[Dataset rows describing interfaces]
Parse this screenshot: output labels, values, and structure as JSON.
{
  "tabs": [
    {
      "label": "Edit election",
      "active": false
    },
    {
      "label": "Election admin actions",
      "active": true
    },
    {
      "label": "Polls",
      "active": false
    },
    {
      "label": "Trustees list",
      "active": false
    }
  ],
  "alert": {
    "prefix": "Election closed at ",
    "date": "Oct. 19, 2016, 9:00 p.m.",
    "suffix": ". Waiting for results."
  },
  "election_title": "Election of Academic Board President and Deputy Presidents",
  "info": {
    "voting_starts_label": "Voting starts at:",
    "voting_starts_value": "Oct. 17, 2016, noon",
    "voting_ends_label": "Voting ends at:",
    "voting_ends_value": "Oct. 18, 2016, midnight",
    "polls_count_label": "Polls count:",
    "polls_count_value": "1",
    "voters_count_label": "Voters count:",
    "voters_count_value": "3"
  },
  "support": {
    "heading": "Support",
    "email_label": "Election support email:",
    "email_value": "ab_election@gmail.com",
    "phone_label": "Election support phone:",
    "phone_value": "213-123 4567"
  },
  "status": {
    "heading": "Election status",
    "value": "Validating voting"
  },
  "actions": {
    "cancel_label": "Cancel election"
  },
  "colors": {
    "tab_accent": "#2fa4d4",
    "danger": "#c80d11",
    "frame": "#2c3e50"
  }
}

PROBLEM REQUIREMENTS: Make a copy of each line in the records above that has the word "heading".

TASK RESPONSE:
    "heading": "Support",
    "heading": "Election status",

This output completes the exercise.